Simply walking around the city was also pleasant. The day before we visited the Angkor Temple complex we decided to walk the 3 miles to the ticket office to buy our tickets in advance. From downtown, this walk follows the river before turning to go by the Fair Trade Market and the Palm Container Night Market. On our way there, we passed some cattle being herded down the street. After buying our tickets and waiting out a brief thunderstorm, we started our walk back. We passed by a couple of kids having a blast playing in the mud created by that rain. It couldn’t have been more endearing.
There are also a number of options for things to do in the surrounding area. We took a tuk tuk to the Landmine Museum, which is about a 45 minute ride outside of town. This small museum showcases the life’s work of a man named Aki Ra, who single-handedly cleared hundreds of thousands of landmines left over from the two Vietnam Wars. Later, he worked with a team to clear a million more. He’s a former child soldier who planted landmines in his youth and therefore felt responsible for clearing them as his perspective shifted with age and peace was restored to Cambodia.
The museum was interesting and sobering. It came with an audio guide that narrated descriptions of how the Cambodian people have been affected over the decades and still continue to suffer from mines to this day. At one time, the museum even housed children who were victims of landmines, offering education and therapy. Luckily, this was discontinued a couple of years ago due to a lack of need.
On the way back, we stopped at the Banteay Srey Butterfly Centre, named after the temple further up the road. Here, we were able to shake off our somber mood and enjoy a guided tour and many unique species. We learned that butterflies only live for about a week, so a year round butterfly center like this one needs to keep a constant supply of larva in order to be continually stocked with butterflies. For this, the center enlists the help of local farmers allowing them to make a consistent living.
One note about visiting the Banteay Srey Butterfly Centre is that it needs to be experienced with good weather. Visits on rainy days wouldn’t be worth it as the butterflies will hide during the rain. We had an overcast day, which meant that the butterflies were out and about, but not as active as if it was a sunny day. Judging from reviews we read before visiting, we thought it would be a decent stop after a somewhat depressing museum, but it was way better than decent. We thoroughly enjoyed our stop at the butterfly centre.
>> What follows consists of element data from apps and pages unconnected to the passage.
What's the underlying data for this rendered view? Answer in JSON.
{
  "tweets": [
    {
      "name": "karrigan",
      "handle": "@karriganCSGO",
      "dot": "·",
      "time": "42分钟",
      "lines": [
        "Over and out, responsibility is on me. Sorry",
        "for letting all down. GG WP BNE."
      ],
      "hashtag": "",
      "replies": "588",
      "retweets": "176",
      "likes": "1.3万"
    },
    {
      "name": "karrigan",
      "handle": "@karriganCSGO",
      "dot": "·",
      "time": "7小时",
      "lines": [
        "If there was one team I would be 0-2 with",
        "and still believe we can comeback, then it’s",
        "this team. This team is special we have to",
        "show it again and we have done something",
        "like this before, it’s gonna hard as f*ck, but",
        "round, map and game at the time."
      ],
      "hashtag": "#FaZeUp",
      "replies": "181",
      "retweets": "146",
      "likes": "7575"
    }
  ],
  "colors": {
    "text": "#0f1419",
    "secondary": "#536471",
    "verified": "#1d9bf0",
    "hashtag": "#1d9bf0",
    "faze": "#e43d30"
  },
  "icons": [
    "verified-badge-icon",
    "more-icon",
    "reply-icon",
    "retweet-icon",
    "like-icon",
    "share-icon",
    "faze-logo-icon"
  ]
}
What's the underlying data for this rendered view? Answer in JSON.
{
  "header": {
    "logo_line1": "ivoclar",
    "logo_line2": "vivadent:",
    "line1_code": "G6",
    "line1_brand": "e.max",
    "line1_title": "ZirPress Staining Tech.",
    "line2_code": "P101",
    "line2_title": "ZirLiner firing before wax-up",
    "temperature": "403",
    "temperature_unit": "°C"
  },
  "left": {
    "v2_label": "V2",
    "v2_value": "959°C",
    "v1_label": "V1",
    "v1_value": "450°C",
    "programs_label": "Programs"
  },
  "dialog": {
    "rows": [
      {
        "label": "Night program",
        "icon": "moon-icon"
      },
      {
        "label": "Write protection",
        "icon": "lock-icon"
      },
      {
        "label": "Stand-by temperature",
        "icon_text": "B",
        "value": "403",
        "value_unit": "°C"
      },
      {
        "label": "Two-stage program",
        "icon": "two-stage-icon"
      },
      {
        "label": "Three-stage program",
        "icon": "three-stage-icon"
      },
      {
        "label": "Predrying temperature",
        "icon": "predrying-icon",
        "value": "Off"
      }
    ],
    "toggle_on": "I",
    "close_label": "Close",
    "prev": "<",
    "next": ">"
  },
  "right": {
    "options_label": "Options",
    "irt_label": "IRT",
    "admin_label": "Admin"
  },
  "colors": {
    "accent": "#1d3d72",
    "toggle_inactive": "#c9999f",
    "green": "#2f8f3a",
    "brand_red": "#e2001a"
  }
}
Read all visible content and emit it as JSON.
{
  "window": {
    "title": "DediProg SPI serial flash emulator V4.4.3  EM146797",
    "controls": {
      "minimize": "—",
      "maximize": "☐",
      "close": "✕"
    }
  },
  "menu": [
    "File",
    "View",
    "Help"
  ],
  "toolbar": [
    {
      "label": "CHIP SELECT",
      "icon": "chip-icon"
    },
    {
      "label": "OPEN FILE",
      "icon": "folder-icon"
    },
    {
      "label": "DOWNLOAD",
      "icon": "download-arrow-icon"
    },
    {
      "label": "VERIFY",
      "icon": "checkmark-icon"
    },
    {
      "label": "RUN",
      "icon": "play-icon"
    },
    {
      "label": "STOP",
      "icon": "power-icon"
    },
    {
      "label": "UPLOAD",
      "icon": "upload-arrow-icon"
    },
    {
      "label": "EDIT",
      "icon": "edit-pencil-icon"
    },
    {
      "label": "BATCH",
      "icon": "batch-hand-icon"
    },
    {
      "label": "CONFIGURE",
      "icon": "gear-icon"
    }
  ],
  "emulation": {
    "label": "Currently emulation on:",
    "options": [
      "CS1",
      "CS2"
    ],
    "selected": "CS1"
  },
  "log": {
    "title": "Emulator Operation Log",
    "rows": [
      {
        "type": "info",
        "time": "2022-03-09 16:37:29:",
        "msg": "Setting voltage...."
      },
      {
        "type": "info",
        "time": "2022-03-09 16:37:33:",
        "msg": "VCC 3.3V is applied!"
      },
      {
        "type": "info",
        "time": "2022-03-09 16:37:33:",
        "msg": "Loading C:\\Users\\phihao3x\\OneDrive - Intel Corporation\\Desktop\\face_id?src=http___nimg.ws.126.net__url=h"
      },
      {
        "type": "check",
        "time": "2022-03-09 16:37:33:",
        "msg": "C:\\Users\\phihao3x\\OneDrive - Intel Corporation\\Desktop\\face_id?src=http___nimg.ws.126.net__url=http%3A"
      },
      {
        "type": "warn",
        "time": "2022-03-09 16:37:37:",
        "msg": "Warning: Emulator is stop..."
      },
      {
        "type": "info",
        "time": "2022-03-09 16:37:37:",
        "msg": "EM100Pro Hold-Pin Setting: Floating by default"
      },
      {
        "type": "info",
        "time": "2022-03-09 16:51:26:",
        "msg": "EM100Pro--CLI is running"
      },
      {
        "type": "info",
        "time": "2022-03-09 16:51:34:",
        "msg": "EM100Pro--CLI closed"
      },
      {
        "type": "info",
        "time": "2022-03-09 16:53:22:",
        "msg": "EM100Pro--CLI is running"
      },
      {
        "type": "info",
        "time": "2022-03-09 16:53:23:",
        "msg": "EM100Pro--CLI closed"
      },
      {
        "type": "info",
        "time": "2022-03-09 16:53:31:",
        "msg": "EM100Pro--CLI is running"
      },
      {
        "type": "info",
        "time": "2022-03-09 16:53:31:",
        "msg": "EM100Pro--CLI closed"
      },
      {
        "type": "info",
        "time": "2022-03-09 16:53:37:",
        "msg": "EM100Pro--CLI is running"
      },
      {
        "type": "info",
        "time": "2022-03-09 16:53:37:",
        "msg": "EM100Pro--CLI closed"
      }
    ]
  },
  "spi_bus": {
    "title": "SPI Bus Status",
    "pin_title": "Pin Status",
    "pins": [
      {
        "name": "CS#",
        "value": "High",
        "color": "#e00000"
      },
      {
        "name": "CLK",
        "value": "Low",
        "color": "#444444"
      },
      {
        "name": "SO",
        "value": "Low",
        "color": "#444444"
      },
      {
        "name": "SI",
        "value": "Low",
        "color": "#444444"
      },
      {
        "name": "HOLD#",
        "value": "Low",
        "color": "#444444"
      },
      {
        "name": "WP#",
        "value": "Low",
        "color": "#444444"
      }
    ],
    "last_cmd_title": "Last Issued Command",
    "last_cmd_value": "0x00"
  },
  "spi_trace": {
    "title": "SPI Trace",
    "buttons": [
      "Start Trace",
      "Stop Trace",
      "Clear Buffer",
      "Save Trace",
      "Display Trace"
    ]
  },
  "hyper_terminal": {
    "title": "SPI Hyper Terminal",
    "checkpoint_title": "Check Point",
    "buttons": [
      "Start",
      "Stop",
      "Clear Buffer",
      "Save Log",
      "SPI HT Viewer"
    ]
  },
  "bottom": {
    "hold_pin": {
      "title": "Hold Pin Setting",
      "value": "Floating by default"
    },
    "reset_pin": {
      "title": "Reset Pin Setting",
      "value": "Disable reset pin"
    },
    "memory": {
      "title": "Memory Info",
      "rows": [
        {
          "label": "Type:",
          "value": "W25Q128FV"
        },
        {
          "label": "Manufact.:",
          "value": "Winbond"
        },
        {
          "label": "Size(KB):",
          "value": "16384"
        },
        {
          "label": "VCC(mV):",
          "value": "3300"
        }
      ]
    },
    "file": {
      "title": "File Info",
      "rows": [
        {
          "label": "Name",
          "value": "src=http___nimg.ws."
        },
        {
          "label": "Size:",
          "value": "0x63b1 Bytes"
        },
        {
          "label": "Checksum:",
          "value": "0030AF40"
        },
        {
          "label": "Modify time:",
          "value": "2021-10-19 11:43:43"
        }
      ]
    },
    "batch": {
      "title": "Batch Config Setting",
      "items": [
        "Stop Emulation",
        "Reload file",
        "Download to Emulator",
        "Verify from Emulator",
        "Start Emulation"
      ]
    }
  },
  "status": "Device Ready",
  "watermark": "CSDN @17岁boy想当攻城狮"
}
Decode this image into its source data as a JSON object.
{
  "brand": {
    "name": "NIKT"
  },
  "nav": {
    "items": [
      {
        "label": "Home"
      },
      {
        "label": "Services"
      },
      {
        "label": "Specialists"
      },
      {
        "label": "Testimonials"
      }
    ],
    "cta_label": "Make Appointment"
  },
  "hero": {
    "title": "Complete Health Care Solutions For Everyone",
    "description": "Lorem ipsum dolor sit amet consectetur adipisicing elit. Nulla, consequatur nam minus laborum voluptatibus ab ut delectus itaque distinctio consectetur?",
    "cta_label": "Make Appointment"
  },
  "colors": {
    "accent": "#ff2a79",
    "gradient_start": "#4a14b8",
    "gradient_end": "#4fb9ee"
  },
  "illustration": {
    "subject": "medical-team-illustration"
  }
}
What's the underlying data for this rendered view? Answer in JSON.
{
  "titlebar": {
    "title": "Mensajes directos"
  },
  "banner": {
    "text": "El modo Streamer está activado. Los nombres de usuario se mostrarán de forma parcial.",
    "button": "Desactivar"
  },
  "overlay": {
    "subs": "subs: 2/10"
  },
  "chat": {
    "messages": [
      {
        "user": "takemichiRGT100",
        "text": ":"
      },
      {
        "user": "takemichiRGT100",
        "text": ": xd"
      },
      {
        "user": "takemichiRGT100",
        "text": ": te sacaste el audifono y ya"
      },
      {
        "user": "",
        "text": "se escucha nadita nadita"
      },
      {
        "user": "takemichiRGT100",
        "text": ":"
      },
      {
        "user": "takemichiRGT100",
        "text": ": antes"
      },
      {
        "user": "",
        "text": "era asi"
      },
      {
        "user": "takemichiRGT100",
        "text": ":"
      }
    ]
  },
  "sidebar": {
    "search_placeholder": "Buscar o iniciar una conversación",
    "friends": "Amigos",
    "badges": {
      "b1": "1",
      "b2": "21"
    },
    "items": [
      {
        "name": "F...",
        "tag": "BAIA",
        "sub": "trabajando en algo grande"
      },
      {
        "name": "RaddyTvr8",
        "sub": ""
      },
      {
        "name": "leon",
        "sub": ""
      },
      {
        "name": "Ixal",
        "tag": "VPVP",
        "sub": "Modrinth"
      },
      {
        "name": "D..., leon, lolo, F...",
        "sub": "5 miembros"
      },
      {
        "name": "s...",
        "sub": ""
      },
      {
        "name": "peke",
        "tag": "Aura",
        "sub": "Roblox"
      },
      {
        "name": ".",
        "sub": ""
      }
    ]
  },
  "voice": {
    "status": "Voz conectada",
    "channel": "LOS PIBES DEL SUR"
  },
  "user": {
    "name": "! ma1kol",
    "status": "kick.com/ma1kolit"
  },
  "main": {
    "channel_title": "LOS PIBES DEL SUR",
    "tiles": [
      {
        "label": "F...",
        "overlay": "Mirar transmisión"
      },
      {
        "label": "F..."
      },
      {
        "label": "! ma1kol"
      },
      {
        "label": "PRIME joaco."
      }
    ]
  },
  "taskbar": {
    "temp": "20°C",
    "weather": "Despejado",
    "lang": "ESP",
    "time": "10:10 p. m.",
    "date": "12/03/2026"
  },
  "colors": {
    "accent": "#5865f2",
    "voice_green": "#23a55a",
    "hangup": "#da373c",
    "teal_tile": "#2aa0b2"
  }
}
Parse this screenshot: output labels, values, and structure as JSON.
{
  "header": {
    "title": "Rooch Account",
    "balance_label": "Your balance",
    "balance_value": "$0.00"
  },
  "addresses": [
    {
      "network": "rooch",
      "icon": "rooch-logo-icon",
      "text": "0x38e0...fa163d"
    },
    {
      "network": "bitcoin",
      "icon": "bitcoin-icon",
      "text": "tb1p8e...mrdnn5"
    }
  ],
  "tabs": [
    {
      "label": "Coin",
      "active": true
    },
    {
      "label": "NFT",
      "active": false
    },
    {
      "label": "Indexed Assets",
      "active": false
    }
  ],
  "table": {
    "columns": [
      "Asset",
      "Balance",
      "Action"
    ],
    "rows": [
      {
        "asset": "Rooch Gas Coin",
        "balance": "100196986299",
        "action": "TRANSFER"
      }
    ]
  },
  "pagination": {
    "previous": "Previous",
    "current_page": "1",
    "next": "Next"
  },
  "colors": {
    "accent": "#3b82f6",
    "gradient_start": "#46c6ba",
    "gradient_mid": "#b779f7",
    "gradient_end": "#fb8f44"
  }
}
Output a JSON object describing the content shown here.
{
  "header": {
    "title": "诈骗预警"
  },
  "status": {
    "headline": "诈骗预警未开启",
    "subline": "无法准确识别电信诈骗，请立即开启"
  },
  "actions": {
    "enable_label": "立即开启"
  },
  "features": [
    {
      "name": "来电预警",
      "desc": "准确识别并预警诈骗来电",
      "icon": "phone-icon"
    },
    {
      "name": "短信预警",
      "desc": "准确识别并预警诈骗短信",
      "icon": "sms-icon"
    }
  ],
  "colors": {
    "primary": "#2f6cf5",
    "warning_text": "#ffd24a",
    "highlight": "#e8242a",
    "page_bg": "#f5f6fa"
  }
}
Overall, we liked Siem Reap a lot. There is a very high level of English spoken throughout the city, making for very easy communication. Cambodia has their own currency, but it’s used in combination with the US Dollar, so the money was familiar. The ATM even spits out Ben Franklins, which I was not expecting. But we didn’t need too many of those because aside from the Angkor Pass, everything is super cheap. While the interactions with overzealous sellers were a little annoying, they can be avoided, and of course, nowhere is perfect. Siem Reap is a pleasant small city filled with lots of trees and green spaces and I’m certain we’ll return again at some point in the future.